▸ Provided records:
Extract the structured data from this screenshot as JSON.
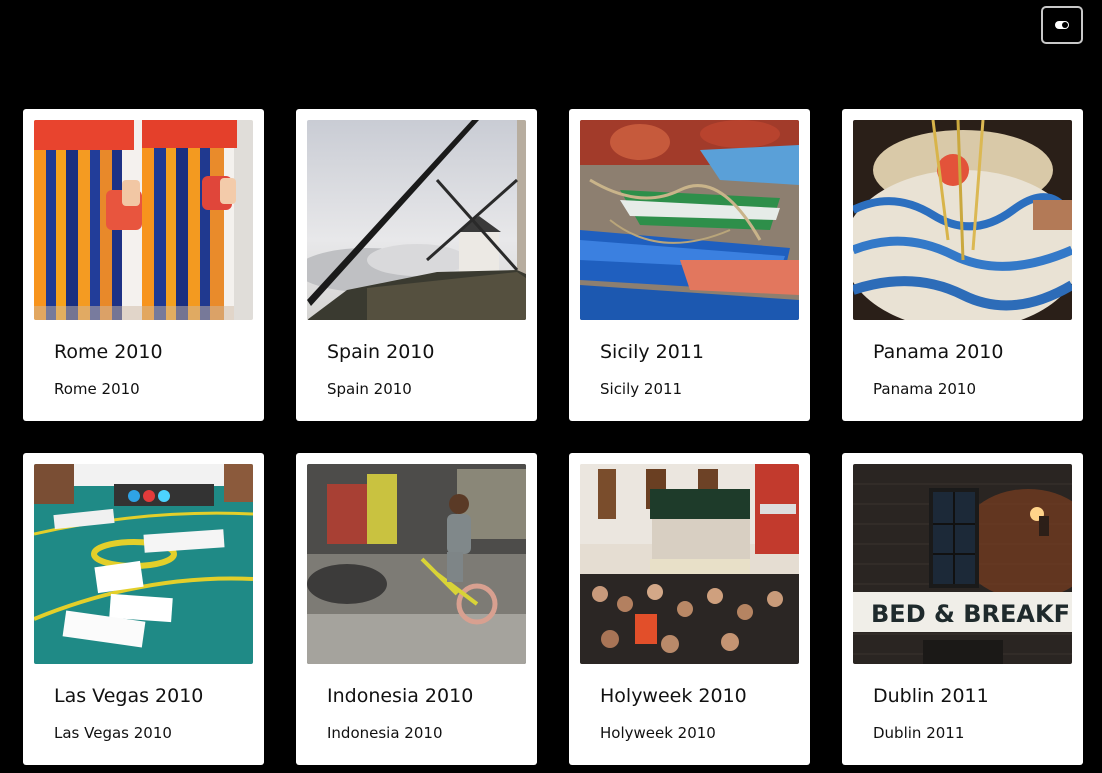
{
  "header": {
    "theme_toggle_icon": "toggle-icon"
  },
  "gallery": {
    "items": [
      {
        "title": "Rome 2010",
        "subtitle": "Rome 2010",
        "image": "swiss-guard-uniforms"
      },
      {
        "title": "Spain 2010",
        "subtitle": "Spain 2010",
        "image": "windmill-on-hill"
      },
      {
        "title": "Sicily 2011",
        "subtitle": "Sicily 2011",
        "image": "fishing-boats"
      },
      {
        "title": "Panama 2010",
        "subtitle": "Panama 2010",
        "image": "pollera-dress"
      },
      {
        "title": "Las Vegas 2010",
        "subtitle": "Las Vegas 2010",
        "image": "blackjack-table"
      },
      {
        "title": "Indonesia 2010",
        "subtitle": "Indonesia 2010",
        "image": "boy-on-bicycle"
      },
      {
        "title": "Holyweek 2010",
        "subtitle": "Holyweek 2010",
        "image": "procession-crowd"
      },
      {
        "title": "Dublin 2011",
        "subtitle": "Dublin 2011",
        "image": "bed-and-breakfast-wall"
      }
    ]
  }
}
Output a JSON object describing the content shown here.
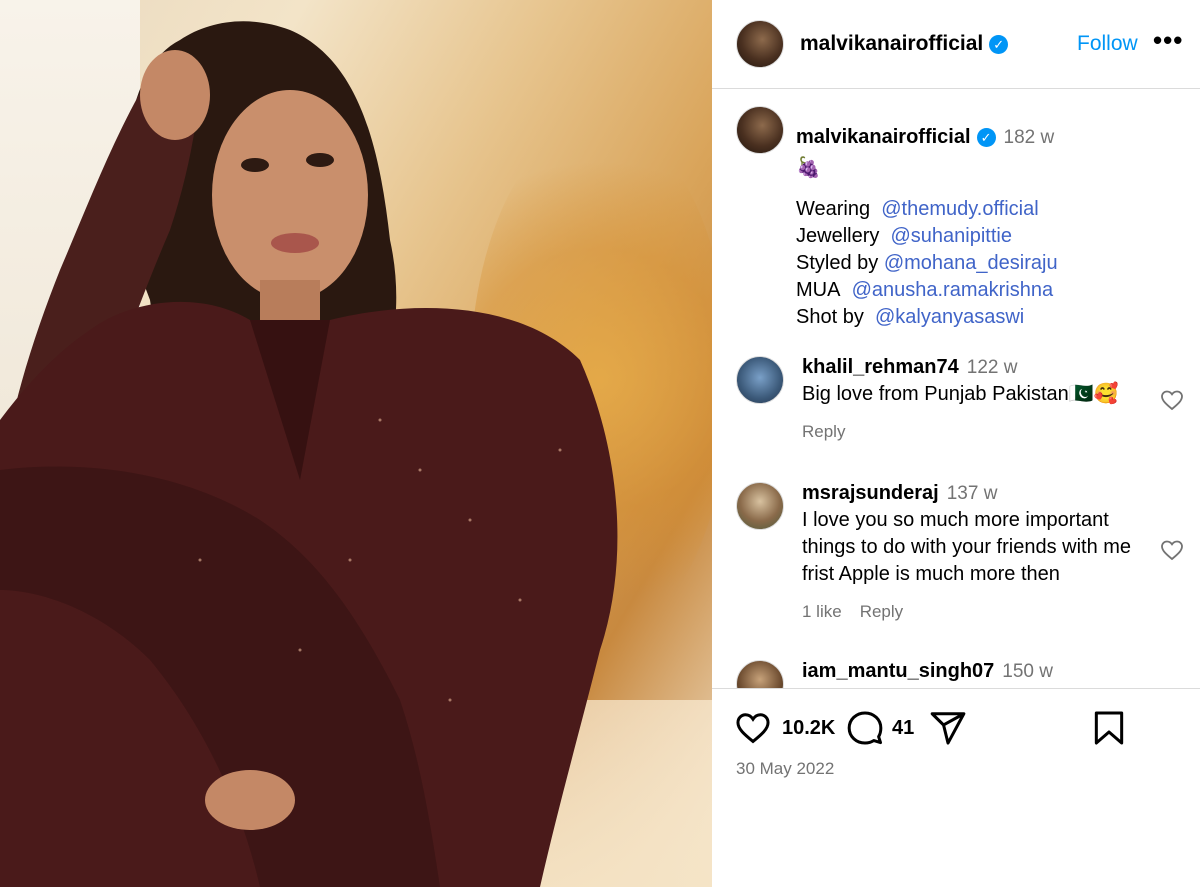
{
  "post": {
    "username": "malvikanairofficial",
    "follow_label": "Follow",
    "more_label": "•••",
    "verified_mark": "✓"
  },
  "caption": {
    "username": "malvikanairofficial",
    "time": "182 w",
    "emoji": "🍇",
    "lines": [
      {
        "prefix": "Wearing",
        "mention": "@themudy.official"
      },
      {
        "prefix": "Jewellery",
        "mention": "@suhanipittie"
      },
      {
        "prefix": "Styled by",
        "mention": "@mohana_desiraju"
      },
      {
        "prefix": "MUA",
        "mention": "@anusha.ramakrishna"
      },
      {
        "prefix": "Shot by",
        "mention": "@kalyanyasaswi"
      }
    ]
  },
  "comments": [
    {
      "username": "khalil_rehman74",
      "time": "122 w",
      "text": "Big love from Punjab Pakistan🇵🇰🥰",
      "likes": "",
      "reply_label": "Reply"
    },
    {
      "username": "msrajsunderaj",
      "time": "137 w",
      "text": "I love you so much more important things to do with your friends with me frist Apple is much more then",
      "likes": "1 like",
      "reply_label": "Reply"
    },
    {
      "username": "iam_mantu_singh07",
      "time": "150 w",
      "text": "",
      "likes": "",
      "reply_label": ""
    }
  ],
  "actions": {
    "like_count": "10.2K",
    "comment_count": "41",
    "date": "30 May 2022",
    "icons": [
      "heart-icon",
      "comment-icon",
      "share-icon",
      "bookmark-icon"
    ]
  },
  "colors": {
    "link": "#4064c8",
    "follow": "#0095f6",
    "muted": "#737373"
  }
}
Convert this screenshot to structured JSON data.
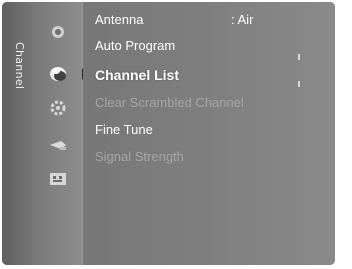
{
  "sidebar": {
    "label": "Channel",
    "icons": [
      "picture-icon",
      "channel-icon",
      "setup-icon",
      "input-icon",
      "application-icon"
    ]
  },
  "menu": {
    "items": [
      {
        "label": "Antenna",
        "value": ": Air",
        "state": "normal"
      },
      {
        "label": "Auto Program",
        "value": "",
        "state": "normal"
      },
      {
        "label": "Channel List",
        "value": "",
        "state": "selected"
      },
      {
        "label": "Clear Scrambled Channel",
        "value": "",
        "state": "disabled"
      },
      {
        "label": "Fine Tune",
        "value": "",
        "state": "normal"
      },
      {
        "label": "Signal Strength",
        "value": "",
        "state": "disabled"
      }
    ]
  },
  "colors": {
    "frame": "#6e6e6e",
    "highlight": "#c8c8c8",
    "text": "#ffffff",
    "disabled_text": "#a5a5a5"
  }
}
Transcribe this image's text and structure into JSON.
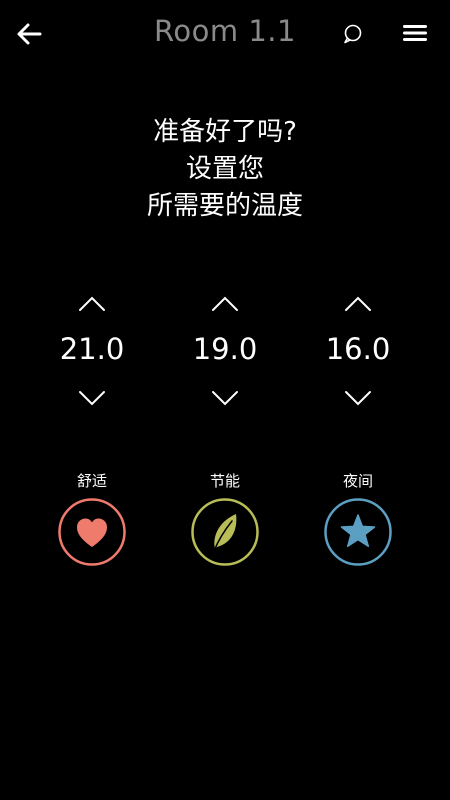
{
  "header": {
    "title": "Room 1.1",
    "back_icon": "arrow-left-icon",
    "chat_icon": "chat-bubble-icon",
    "menu_icon": "hamburger-menu-icon"
  },
  "heading": {
    "accent_line": "准备好了吗?",
    "line2": "设置您",
    "line3": "所需要的温度"
  },
  "temperatures": [
    {
      "value": "21.0"
    },
    {
      "value": "19.0"
    },
    {
      "value": "16.0"
    }
  ],
  "modes": [
    {
      "label": "舒适",
      "icon": "heart-icon",
      "color": "#ef7b6c"
    },
    {
      "label": "节能",
      "icon": "leaf-icon",
      "color": "#b9bd57"
    },
    {
      "label": "夜间",
      "icon": "star-icon",
      "color": "#5b9fc2"
    }
  ],
  "colors": {
    "background": "#000000",
    "title": "#8a8a8a",
    "accent": "#b9bd57",
    "text": "#ffffff"
  }
}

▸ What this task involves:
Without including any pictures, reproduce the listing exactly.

▸ Response area:
Extract the structured data from this screenshot as JSON.
{
  "header": {
    "theme_toggle_icon": "toggle-icon"
  },
  "gallery": {
    "items": [
      {
        "title": "Rome 2010",
        "subtitle": "Rome 2010",
        "image": "swiss-guard-uniforms"
      },
      {
        "title": "Spain 2010",
        "subtitle": "Spain 2010",
        "image": "windmill-on-hill"
      },
      {
        "title": "Sicily 2011",
        "subtitle": "Sicily 2011",
        "image": "fishing-boats"
      },
      {
        "title": "Panama 2010",
        "subtitle": "Panama 2010",
        "image": "pollera-dress"
      },
      {
        "title": "Las Vegas 2010",
        "subtitle": "Las Vegas 2010",
        "image": "blackjack-table"
      },
      {
        "title": "Indonesia 2010",
        "subtitle": "Indonesia 2010",
        "image": "boy-on-bicycle"
      },
      {
        "title": "Holyweek 2010",
        "subtitle": "Holyweek 2010",
        "image": "procession-crowd"
      },
      {
        "title": "Dublin 2011",
        "subtitle": "Dublin 2011",
        "image": "bed-and-breakfast-wall"
      }
    ]
  }
}
Output a JSON object describing the content shown here.
{
  "post": {
    "username": "malvikanairofficial",
    "follow_label": "Follow",
    "more_label": "•••",
    "verified_mark": "✓"
  },
  "caption": {
    "username": "malvikanairofficial",
    "time": "182 w",
    "emoji": "🍇",
    "lines": [
      {
        "prefix": "Wearing",
        "mention": "@themudy.official"
      },
      {
        "prefix": "Jewellery",
        "mention": "@suhanipittie"
      },
      {
        "prefix": "Styled by",
        "mention": "@mohana_desiraju"
      },
      {
        "prefix": "MUA",
        "mention": "@anusha.ramakrishna"
      },
      {
        "prefix": "Shot by",
        "mention": "@kalyanyasaswi"
      }
    ]
  },
  "comments": [
    {
      "username": "khalil_rehman74",
      "time": "122 w",
      "text": "Big love from Punjab Pakistan🇵🇰🥰",
      "likes": "",
      "reply_label": "Reply"
    },
    {
      "username": "msrajsunderaj",
      "time": "137 w",
      "text": "I love you so much more important things to do with your friends with me frist Apple is much more then",
      "likes": "1 like",
      "reply_label": "Reply"
    },
    {
      "username": "iam_mantu_singh07",
      "time": "150 w",
      "text": "",
      "likes": "",
      "reply_label": ""
    }
  ],
  "actions": {
    "like_count": "10.2K",
    "comment_count": "41",
    "date": "30 May 2022",
    "icons": [
      "heart-icon",
      "comment-icon",
      "share-icon",
      "bookmark-icon"
    ]
  },
  "colors": {
    "link": "#4064c8",
    "follow": "#0095f6",
    "muted": "#737373"
  }
}
Convert this screenshot to structured JSON data.
{
  "sidebar": {
    "label": "Channel",
    "icons": [
      "picture-icon",
      "channel-icon",
      "setup-icon",
      "input-icon",
      "application-icon"
    ]
  },
  "menu": {
    "items": [
      {
        "label": "Antenna",
        "value": ": Air",
        "state": "normal"
      },
      {
        "label": "Auto Program",
        "value": "",
        "state": "normal"
      },
      {
        "label": "Channel List",
        "value": "",
        "state": "selected"
      },
      {
        "label": "Clear Scrambled Channel",
        "value": "",
        "state": "disabled"
      },
      {
        "label": "Fine Tune",
        "value": "",
        "state": "normal"
      },
      {
        "label": "Signal Strength",
        "value": "",
        "state": "disabled"
      }
    ]
  },
  "colors": {
    "frame": "#6e6e6e",
    "highlight": "#c8c8c8",
    "text": "#ffffff",
    "disabled_text": "#a5a5a5"
  }
}
Transcribe this image's text and structure into JSON.
{
  "header": {
    "title": "Room 1.1",
    "back_icon": "arrow-left-icon",
    "chat_icon": "chat-bubble-icon",
    "menu_icon": "hamburger-menu-icon"
  },
  "heading": {
    "accent_line": "准备好了吗?",
    "line2": "设置您",
    "line3": "所需要的温度"
  },
  "temperatures": [
    {
      "value": "21.0"
    },
    {
      "value": "19.0"
    },
    {
      "value": "16.0"
    }
  ],
  "modes": [
    {
      "label": "舒适",
      "icon": "heart-icon",
      "color": "#ef7b6c"
    },
    {
      "label": "节能",
      "icon": "leaf-icon",
      "color": "#b9bd57"
    },
    {
      "label": "夜间",
      "icon": "star-icon",
      "color": "#5b9fc2"
    }
  ],
  "colors": {
    "background": "#000000",
    "title": "#8a8a8a",
    "accent": "#b9bd57",
    "text": "#ffffff"
  }
}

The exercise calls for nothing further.